--- Dataset excerpts ---

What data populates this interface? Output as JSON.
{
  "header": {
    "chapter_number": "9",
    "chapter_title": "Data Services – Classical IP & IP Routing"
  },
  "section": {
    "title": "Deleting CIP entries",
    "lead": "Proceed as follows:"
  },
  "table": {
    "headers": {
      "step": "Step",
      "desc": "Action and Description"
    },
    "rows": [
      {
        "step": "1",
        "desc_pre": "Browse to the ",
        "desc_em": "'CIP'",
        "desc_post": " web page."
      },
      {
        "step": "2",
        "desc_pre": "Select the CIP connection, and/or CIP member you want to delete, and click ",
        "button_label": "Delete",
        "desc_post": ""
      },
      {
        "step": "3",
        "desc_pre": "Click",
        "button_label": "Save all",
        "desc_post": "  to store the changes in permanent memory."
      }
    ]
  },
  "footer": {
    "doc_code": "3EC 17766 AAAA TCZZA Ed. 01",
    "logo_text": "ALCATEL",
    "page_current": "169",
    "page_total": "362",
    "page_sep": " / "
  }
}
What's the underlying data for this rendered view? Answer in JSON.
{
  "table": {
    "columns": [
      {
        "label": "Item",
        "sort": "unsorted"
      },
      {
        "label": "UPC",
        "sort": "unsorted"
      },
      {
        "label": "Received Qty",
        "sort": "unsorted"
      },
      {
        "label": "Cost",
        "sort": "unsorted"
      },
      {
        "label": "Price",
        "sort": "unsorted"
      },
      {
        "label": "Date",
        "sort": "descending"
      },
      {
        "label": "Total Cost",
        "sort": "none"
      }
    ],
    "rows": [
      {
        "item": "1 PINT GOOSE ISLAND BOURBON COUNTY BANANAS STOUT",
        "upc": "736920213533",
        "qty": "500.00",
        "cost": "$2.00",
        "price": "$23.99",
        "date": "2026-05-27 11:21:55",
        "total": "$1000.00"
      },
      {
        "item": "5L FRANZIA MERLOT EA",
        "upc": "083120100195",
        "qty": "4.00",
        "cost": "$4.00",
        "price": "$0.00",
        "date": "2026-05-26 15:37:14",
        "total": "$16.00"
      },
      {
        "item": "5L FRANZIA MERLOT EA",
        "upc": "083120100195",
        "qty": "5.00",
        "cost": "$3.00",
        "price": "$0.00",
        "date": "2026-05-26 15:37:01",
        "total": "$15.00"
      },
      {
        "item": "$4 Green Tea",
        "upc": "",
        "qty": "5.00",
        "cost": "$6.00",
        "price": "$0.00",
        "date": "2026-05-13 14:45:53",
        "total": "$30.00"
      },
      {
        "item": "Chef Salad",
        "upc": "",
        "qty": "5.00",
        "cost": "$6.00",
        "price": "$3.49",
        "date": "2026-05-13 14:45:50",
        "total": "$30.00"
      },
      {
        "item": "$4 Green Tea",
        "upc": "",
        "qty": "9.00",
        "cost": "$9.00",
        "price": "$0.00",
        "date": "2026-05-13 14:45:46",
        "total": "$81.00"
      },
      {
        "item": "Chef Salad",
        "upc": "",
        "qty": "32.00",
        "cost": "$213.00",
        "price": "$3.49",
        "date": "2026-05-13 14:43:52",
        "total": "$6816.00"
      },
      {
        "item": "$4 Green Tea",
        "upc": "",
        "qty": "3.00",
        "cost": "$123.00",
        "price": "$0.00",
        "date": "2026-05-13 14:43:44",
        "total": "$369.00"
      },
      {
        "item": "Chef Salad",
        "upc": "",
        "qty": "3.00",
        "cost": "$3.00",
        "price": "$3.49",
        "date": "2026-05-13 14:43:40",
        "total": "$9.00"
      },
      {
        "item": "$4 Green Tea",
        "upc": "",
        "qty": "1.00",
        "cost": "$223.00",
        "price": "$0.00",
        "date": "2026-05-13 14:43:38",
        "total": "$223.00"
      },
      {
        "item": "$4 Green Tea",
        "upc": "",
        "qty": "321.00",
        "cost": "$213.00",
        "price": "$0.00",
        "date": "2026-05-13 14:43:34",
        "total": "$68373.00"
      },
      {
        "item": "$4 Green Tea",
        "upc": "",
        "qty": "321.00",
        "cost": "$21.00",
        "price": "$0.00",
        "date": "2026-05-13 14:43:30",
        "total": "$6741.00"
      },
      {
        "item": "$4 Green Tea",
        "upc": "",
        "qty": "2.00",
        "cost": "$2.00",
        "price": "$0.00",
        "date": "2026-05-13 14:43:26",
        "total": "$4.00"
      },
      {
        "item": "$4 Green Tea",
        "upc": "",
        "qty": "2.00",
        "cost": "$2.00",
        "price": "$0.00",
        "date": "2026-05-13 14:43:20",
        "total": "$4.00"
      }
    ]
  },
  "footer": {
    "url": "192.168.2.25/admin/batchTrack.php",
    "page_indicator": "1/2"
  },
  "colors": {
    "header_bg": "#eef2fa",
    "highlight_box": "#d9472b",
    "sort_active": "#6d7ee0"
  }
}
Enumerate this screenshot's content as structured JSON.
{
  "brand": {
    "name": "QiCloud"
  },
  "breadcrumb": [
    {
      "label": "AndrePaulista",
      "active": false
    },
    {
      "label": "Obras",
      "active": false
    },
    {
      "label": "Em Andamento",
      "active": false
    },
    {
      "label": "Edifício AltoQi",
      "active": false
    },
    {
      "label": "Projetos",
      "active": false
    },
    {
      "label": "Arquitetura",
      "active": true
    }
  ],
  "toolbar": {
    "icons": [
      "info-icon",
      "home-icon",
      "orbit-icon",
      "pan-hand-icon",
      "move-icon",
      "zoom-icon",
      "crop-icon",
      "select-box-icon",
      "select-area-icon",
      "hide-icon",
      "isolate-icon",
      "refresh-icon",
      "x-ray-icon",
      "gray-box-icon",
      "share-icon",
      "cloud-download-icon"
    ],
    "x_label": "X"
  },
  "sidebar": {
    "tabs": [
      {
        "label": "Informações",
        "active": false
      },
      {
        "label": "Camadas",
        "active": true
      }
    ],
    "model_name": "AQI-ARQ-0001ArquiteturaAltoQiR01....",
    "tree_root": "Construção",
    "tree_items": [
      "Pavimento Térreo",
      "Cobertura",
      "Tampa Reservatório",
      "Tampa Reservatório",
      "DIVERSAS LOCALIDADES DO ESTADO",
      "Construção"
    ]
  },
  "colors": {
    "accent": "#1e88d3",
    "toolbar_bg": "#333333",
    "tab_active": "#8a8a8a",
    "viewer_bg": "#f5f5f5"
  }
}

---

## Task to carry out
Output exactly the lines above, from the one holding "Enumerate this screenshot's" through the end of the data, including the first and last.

## Result of the exercise
Enumerate this screenshot's content as structured JSON.
{
  "brand": {
    "name": "QiCloud"
  },
  "breadcrumb": [
    {
      "label": "AndrePaulista",
      "active": false
    },
    {
      "label": "Obras",
      "active": false
    },
    {
      "label": "Em Andamento",
      "active": false
    },
    {
      "label": "Edifício AltoQi",
      "active": false
    },
    {
      "label": "Projetos",
      "active": false
    },
    {
      "label": "Arquitetura",
      "active": true
    }
  ],
  "toolbar": {
    "icons": [
      "info-icon",
      "home-icon",
      "orbit-icon",
      "pan-hand-icon",
      "move-icon",
      "zoom-icon",
      "crop-icon",
      "select-box-icon",
      "select-area-icon",
      "hide-icon",
      "isolate-icon",
      "refresh-icon",
      "x-ray-icon",
      "gray-box-icon",
      "share-icon",
      "cloud-download-icon"
    ],
    "x_label": "X"
  },
  "sidebar": {
    "tabs": [
      {
        "label": "Informações",
        "active": false
      },
      {
        "label": "Camadas",
        "active": true
      }
    ],
    "model_name": "AQI-ARQ-0001ArquiteturaAltoQiR01....",
    "tree_root": "Construção",
    "tree_items": [
      "Pavimento Térreo",
      "Cobertura",
      "Tampa Reservatório",
      "Tampa Reservatório",
      "DIVERSAS LOCALIDADES DO ESTADO",
      "Construção"
    ]
  },
  "colors": {
    "accent": "#1e88d3",
    "toolbar_bg": "#333333",
    "tab_active": "#8a8a8a",
    "viewer_bg": "#f5f5f5"
  }
}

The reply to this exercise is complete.